_EXERCISE OBJECTIVE:_ Filter the entries below, keeping only lines with the word "name".

*** Opening INPUT RECORDS ***

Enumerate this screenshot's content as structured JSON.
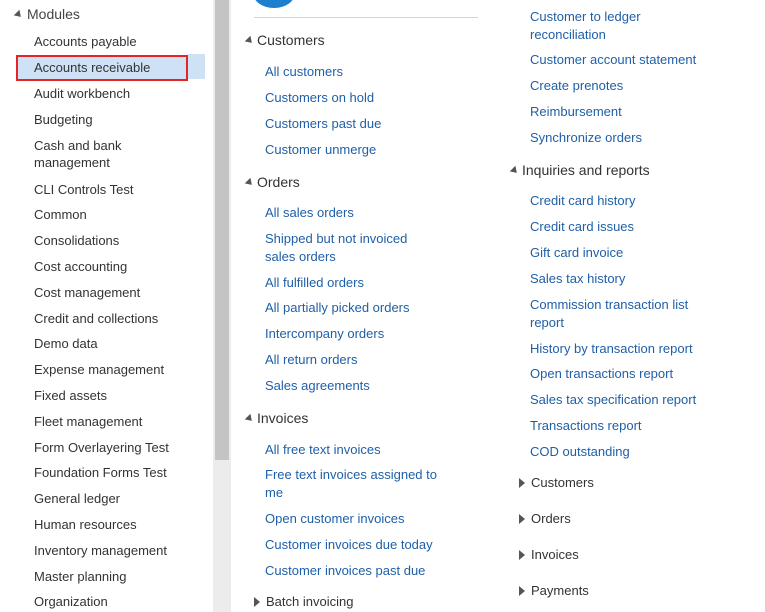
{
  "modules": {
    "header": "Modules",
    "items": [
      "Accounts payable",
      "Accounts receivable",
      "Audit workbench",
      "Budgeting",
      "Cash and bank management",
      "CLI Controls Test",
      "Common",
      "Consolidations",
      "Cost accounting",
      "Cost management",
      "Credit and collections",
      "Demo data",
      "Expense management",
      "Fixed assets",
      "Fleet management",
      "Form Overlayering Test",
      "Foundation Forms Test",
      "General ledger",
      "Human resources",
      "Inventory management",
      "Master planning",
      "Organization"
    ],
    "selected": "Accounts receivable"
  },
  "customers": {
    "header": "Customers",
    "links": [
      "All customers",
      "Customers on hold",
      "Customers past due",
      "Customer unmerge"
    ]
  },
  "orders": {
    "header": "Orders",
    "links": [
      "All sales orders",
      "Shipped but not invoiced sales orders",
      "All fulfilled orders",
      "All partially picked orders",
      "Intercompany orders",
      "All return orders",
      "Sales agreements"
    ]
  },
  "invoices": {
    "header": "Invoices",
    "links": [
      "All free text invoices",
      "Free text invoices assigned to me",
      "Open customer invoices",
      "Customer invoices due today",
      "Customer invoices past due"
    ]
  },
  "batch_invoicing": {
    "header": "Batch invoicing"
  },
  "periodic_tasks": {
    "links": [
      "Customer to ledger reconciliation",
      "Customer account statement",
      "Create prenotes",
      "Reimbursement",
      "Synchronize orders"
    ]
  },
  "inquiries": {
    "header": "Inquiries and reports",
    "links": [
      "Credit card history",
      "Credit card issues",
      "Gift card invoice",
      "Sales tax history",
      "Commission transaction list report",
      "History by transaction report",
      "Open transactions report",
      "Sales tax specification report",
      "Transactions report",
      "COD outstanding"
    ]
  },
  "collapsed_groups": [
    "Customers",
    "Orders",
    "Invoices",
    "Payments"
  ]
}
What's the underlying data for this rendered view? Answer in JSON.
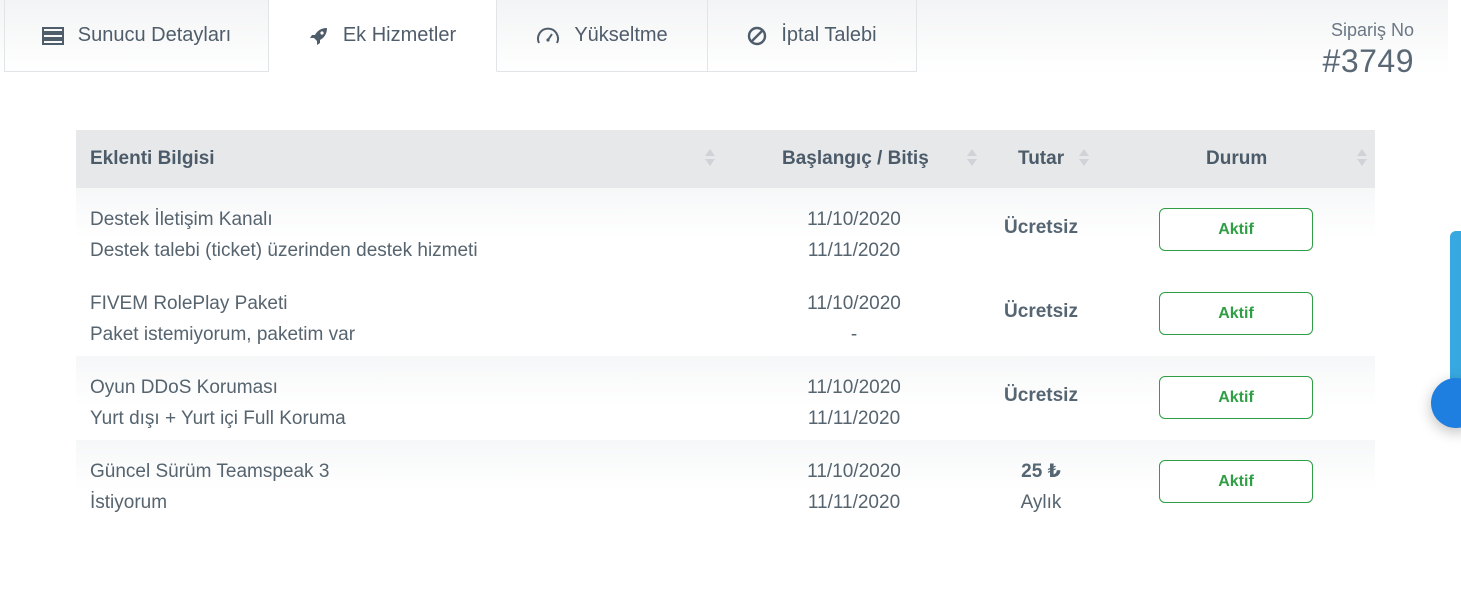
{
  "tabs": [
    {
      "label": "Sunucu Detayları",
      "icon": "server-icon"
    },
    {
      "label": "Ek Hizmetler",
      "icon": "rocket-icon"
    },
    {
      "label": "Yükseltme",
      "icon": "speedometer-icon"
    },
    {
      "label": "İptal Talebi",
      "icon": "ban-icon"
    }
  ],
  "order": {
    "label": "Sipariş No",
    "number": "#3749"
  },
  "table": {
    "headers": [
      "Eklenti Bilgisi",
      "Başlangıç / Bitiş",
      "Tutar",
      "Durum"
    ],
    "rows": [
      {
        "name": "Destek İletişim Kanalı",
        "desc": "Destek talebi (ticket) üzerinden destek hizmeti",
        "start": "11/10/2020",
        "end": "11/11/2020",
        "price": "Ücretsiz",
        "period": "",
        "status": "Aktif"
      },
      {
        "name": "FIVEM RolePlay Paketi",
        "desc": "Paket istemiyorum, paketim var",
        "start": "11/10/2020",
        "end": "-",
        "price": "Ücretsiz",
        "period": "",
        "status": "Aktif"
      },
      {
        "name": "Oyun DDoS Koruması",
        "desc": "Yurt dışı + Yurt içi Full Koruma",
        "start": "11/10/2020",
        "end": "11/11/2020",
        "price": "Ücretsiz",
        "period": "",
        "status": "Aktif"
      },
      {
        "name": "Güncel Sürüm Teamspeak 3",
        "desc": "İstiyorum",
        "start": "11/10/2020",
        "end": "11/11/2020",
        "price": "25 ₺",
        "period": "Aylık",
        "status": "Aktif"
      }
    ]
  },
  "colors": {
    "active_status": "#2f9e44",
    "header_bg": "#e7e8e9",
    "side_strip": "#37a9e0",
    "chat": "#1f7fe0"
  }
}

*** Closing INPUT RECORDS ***
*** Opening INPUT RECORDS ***

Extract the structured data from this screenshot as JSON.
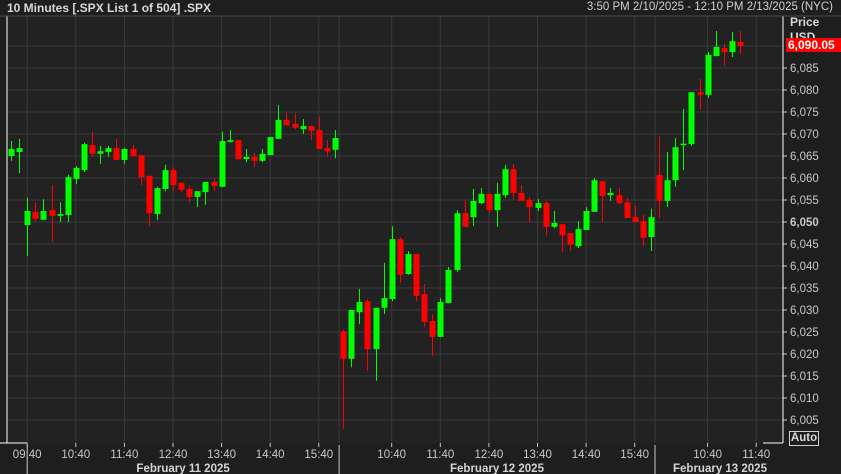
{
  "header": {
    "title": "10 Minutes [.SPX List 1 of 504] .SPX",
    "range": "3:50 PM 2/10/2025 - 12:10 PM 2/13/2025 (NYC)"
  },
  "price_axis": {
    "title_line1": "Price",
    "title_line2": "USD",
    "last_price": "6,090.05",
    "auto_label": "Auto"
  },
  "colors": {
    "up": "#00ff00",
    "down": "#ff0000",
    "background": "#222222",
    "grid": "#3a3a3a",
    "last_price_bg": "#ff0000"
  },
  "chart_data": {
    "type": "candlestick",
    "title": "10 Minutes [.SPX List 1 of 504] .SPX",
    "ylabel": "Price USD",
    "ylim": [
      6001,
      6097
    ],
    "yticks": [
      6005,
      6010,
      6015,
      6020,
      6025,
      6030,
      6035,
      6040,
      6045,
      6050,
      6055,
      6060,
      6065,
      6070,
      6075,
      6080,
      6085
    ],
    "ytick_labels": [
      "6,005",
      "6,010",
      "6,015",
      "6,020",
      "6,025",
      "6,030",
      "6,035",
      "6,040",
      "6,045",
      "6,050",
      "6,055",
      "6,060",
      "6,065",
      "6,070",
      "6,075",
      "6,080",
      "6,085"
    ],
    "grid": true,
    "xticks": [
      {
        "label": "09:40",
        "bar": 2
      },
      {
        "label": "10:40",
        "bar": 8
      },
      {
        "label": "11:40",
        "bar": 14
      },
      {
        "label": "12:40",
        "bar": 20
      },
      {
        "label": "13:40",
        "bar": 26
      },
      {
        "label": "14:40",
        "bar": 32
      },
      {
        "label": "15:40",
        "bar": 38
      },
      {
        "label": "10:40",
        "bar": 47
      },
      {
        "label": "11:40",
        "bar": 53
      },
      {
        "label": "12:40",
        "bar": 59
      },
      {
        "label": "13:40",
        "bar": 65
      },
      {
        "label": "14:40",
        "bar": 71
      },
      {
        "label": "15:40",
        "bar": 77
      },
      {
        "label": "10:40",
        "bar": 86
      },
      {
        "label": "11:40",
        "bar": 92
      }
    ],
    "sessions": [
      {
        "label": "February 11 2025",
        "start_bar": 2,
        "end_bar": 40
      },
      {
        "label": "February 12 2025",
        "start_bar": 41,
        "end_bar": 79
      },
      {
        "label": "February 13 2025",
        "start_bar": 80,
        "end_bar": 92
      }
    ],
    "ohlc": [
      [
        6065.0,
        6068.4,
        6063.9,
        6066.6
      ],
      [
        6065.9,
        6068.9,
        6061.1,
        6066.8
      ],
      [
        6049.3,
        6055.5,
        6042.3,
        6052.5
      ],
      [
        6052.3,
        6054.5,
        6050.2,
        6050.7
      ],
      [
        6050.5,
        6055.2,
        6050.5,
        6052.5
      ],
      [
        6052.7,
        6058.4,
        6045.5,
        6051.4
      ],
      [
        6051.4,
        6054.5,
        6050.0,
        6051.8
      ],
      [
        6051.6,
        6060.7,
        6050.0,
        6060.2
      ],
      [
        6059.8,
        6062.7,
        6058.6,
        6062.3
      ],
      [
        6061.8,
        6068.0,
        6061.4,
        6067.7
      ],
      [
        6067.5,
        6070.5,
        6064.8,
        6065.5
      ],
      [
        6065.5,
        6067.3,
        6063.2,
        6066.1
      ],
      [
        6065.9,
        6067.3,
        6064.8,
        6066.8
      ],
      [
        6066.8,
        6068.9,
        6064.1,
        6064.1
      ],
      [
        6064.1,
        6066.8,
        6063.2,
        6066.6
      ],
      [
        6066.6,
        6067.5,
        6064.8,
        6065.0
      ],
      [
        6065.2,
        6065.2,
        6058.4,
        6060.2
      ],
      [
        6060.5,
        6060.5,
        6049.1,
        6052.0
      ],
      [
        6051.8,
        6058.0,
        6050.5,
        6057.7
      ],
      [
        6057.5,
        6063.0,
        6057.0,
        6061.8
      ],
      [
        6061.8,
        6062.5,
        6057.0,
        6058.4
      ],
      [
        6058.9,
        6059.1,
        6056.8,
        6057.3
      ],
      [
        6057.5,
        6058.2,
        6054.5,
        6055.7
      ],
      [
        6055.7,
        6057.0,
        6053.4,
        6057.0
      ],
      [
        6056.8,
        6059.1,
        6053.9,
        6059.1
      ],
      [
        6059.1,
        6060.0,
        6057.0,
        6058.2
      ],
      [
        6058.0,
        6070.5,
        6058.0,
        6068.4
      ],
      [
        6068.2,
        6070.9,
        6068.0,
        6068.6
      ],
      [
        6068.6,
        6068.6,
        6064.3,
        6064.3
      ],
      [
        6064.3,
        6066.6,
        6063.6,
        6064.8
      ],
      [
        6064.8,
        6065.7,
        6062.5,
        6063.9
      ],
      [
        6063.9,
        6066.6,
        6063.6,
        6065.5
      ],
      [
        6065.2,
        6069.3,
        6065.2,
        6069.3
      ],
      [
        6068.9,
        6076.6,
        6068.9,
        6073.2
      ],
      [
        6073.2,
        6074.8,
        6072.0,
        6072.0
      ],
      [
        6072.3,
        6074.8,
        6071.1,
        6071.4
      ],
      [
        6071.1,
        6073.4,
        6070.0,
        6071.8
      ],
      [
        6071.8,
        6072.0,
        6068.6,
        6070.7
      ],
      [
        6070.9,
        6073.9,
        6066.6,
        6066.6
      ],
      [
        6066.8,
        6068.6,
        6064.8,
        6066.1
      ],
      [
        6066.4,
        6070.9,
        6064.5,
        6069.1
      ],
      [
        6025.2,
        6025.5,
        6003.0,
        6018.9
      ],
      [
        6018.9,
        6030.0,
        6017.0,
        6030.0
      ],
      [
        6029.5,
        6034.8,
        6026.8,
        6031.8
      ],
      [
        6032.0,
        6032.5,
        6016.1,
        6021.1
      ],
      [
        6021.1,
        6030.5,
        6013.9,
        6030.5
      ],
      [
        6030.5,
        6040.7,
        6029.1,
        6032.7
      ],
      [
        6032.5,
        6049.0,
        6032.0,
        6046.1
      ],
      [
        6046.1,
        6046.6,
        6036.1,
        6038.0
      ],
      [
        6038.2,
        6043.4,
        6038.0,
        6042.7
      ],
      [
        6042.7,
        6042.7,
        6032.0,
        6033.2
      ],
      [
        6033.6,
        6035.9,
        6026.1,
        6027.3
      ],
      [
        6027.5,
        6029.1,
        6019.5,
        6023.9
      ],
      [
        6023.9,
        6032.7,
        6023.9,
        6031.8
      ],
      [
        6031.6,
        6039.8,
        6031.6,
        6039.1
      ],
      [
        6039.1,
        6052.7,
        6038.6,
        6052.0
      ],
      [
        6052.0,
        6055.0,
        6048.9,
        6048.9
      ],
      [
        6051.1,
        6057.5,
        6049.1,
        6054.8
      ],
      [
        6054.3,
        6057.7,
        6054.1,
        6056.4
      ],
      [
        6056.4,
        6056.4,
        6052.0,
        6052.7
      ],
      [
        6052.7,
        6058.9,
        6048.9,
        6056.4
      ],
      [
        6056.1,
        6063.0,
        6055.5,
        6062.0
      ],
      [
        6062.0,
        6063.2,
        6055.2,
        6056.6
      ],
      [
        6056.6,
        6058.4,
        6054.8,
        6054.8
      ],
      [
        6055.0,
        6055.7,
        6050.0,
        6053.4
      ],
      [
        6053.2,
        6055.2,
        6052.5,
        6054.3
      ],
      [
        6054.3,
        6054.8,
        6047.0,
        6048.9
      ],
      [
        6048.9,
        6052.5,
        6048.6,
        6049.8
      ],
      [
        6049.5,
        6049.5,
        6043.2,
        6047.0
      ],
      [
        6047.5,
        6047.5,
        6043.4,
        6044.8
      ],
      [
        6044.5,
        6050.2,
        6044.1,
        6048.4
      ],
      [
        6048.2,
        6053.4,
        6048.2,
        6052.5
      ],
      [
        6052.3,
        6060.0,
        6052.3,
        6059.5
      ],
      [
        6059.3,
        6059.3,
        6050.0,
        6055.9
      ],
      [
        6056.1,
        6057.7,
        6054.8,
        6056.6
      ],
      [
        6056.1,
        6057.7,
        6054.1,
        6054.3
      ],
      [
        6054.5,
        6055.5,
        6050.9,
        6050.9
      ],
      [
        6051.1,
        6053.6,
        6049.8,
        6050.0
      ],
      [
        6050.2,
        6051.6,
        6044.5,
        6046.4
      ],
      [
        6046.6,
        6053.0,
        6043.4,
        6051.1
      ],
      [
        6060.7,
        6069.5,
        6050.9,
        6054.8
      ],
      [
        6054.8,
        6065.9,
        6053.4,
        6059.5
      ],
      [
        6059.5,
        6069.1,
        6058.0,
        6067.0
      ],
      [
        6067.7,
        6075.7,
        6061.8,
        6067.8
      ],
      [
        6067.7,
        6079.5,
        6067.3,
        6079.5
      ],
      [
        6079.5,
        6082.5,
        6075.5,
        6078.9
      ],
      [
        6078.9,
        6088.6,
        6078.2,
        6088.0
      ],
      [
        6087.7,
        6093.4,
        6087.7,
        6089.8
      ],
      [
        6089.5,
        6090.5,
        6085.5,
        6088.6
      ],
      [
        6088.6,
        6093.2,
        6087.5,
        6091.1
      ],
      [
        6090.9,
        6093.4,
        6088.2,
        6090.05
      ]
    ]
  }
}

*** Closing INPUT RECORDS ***

_WRITTEN REPLY:_
        "name": "Destek İletişim Kanalı",
        "name": "FIVEM RolePlay Paketi",
        "name": "Oyun DDoS Koruması",
        "name": "Güncel Sürüm Teamspeak 3",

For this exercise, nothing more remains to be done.